The first thing I observed was that you really want more than three of these on your bot. Right, left and forward just isn’t enough spatial awareness when you are navigating hallways and doors. Two on each of the four sides works much better. I also found that they use a pin each. And they cost $30. Each.
From China, you can get a pack of ten HC-SR04 sensors for under $12, with free shipping. These look similar and seem to perform a similar function, so I bought some to play around with. They all seem to work, but these guys use two pins each – one for trigger, the other for echo. So now I’m up to 16 digital pins, so unless I go to a Mega, I’m still stuck.
I2C bus would be the answer, but the bus itself is not fast enough for accurate echo measurement, and the only reference to an I2C library for these in the playground is broken. Time to write some code…
The concept behind the SonarI2C library is as follows:
- Wire the Trigger pins to PCF8574(A) expander pins.
- Wire the Echo pins to a wide OR/NOR logic tree, multiplexing them into a single hardware interrupt pin.
- Pick a sensor to trigger
- attach an interrupt to the pin to watch for the beginning of the echo pulse

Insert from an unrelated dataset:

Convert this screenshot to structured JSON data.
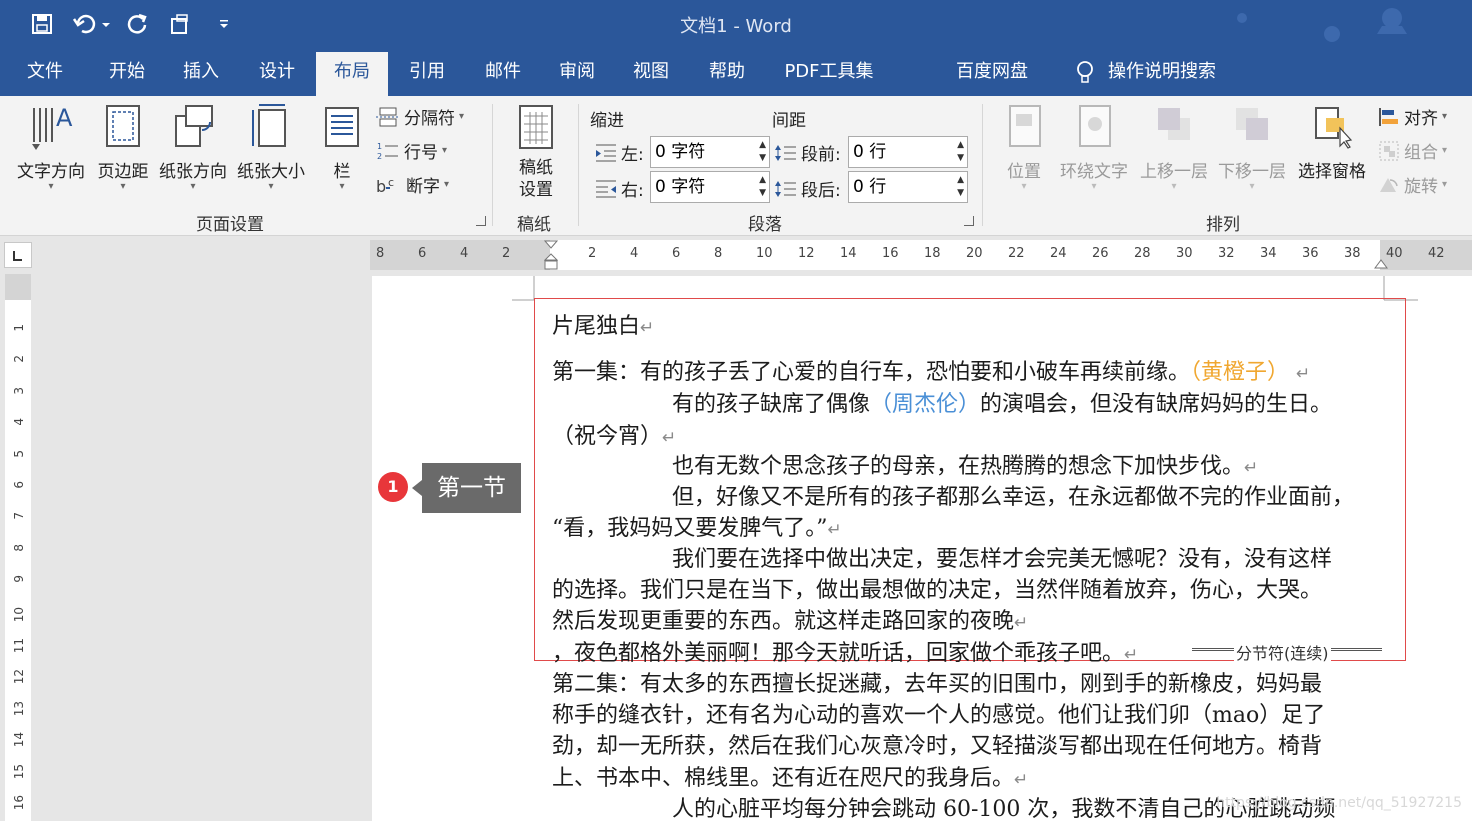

- send the trigger pulse to the desired sensor, by flipping the appropriate expander pin on and off as quickly as possible. The spec sheet says 10µs but in fact it triggers on the falling edge, so longer is fine. I estimate the pulse in this case is about 240µs which seems to work fine.
- the sensor does its thing and starts the echo pulse

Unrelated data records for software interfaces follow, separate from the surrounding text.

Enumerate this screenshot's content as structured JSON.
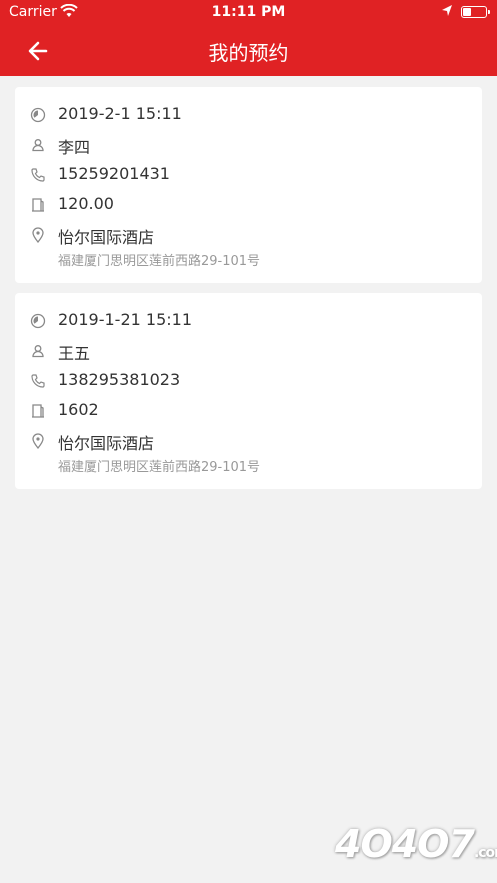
{
  "status_bar": {
    "carrier": "Carrier",
    "time": "11:11 PM"
  },
  "header": {
    "title": "我的预约",
    "accent": "#e02224"
  },
  "appointments": [
    {
      "datetime": "2019-2-1 15:11",
      "name": "李四",
      "phone": "15259201431",
      "room": "120.00",
      "hotel": "怡尔国际酒店",
      "address": "福建厦门思明区莲前西路29-101号"
    },
    {
      "datetime": "2019-1-21 15:11",
      "name": "王五",
      "phone": "138295381023",
      "room": "1602",
      "hotel": "怡尔国际酒店",
      "address": "福建厦门思明区莲前西路29-101号"
    }
  ],
  "icons": {
    "time": "clock-icon",
    "person": "person-icon",
    "phone": "phone-icon",
    "room": "door-icon",
    "location": "location-pin-icon"
  },
  "watermark": {
    "main": "4O4O7",
    "suffix": ".com"
  }
}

- the interrupt routine fires, notes the time, and attaches a new interrupt to watch for the end of the pulse
- the sensor does its thing and ends the echo pulse
- the interrupt routine fires, calculates the echo pulse duration, saves it and then clears the interrupt.
Each sensor is a class member and the class maintains them in a circular linked list and does all the housekeeping for you.
I developed this on a two unit breadboard setup, using a hand-knitted NOR gate, before I got myself some CD4078BE 8-input OR/NOR ICs. I then tested it on all 10 units using two PCF8574 and two daisy-chained CD4078BE. When that worked, I made myself a little prototype board supporting 8 units. Here’s the schematic and stuff for that.
Now I already use both of the interrupt pins on the Seeed Hercules controller for the motor encoders, so I’m still stuck there, but I already decided to make it a two-brain bot again, with the motor controller just keeping track of motors, so this will be controlled by the master unit. This time I’m using a cheap Pro Mini clone as the master, and will use EasyTransfer or similar to communicate between them.